After a brief slowdown when interest rates rose late last year, the bay area apartment market "has heated back up,'' Kattan said. "I would say it's full steam ahead, we are getting a tremendous amount of activity on any listing we get. Investor dollars are hungry for any listing they can get.''
Construction financing, though, is becoming more difficult to obtain because lenders are wary about possible over-building, Kattan said. And apartments could become less attractive to investors if rents don't continue growing at their current torrid pace.
"The only thing we're concerned with is the lack of wage growth in the face of significant rent growth in our market,'' Kattan said. "Rents are going up; salaries aren't. Marketwide, we're seeing anywhere between six to eight percent year-over-year (rent increases). That's high, and without wage growth, that is not sustainable.''

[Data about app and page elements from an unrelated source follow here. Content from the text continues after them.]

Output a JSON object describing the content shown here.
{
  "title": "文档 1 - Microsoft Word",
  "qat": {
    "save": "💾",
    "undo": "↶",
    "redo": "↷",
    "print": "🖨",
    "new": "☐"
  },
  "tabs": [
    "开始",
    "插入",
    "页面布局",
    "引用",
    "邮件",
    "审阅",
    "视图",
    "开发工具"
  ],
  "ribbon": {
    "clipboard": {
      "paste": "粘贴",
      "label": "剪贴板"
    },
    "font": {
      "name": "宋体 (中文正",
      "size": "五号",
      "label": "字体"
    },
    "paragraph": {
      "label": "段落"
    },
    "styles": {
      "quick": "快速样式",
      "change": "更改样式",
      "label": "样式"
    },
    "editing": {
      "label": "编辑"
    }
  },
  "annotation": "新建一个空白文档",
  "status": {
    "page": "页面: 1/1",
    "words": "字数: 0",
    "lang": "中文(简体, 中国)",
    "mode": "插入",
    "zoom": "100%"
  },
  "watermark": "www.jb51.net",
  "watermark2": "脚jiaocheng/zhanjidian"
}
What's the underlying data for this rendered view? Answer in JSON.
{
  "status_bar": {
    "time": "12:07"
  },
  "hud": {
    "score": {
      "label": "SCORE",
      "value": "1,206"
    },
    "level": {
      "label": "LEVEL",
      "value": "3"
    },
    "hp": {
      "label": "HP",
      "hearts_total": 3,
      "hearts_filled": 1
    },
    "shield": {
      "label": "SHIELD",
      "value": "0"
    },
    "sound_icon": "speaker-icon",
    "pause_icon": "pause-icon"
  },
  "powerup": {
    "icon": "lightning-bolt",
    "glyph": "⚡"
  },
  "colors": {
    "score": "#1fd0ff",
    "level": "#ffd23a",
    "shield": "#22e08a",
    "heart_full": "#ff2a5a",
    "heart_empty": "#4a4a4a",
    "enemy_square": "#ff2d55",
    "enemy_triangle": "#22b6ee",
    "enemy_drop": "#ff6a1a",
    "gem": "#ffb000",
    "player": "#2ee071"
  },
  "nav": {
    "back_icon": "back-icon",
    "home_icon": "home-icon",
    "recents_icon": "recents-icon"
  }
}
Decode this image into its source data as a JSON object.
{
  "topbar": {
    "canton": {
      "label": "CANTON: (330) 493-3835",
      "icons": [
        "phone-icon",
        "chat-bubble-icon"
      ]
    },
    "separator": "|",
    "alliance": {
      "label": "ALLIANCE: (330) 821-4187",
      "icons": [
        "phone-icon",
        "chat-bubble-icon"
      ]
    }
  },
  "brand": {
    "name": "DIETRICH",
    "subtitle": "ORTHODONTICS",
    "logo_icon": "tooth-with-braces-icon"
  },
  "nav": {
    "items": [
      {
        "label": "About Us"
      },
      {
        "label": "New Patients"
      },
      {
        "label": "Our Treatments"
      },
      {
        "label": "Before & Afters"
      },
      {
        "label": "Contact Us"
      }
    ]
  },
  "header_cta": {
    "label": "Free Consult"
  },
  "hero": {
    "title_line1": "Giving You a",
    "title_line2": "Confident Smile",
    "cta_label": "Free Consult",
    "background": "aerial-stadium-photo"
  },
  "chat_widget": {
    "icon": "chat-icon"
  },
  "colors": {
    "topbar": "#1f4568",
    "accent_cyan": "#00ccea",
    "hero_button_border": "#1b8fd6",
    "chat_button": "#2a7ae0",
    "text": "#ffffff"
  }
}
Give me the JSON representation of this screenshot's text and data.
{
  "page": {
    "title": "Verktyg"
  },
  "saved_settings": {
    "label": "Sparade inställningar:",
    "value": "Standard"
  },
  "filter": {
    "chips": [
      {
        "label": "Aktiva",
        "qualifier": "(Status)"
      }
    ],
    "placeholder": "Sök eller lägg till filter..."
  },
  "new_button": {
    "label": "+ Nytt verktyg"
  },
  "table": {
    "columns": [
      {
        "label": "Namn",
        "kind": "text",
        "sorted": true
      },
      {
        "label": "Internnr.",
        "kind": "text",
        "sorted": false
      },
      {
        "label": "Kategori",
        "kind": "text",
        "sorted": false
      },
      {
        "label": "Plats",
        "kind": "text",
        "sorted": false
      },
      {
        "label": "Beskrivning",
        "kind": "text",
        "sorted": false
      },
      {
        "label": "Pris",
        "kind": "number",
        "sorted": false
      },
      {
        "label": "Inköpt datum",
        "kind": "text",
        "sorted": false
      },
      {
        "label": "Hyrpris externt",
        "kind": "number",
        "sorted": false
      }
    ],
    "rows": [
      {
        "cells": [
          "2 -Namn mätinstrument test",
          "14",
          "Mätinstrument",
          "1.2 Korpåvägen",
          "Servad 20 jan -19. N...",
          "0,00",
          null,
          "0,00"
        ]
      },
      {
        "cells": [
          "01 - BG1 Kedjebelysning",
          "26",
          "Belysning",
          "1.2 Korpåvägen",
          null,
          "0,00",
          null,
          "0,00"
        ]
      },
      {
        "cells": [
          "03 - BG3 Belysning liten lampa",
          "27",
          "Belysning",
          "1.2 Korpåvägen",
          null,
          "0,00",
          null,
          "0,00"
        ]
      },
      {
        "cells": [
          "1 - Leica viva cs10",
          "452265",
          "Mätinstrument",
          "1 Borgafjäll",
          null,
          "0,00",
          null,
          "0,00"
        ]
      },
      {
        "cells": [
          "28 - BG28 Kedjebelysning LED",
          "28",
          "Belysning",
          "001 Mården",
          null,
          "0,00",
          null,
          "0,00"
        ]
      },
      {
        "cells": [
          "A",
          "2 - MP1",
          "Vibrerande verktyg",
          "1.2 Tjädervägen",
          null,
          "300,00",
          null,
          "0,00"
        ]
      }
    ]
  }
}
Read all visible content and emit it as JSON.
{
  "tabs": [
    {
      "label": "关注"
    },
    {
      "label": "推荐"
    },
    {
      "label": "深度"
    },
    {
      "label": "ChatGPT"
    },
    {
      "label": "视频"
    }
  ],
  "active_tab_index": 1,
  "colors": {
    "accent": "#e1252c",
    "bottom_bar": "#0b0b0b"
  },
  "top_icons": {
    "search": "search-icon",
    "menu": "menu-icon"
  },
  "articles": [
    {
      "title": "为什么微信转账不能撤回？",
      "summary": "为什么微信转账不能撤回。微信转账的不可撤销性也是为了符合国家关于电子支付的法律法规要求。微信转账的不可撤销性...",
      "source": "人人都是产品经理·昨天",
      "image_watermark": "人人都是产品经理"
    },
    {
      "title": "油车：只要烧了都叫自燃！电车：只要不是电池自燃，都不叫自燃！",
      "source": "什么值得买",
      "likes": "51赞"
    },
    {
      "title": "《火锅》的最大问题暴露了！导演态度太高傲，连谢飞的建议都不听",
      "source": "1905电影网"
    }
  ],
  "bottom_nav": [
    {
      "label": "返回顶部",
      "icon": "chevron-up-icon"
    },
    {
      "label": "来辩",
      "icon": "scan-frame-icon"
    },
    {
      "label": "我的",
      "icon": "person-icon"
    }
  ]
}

Kattan said some Class A-plus apartments are offering concessions — generally a month's free rent — for the first time in years.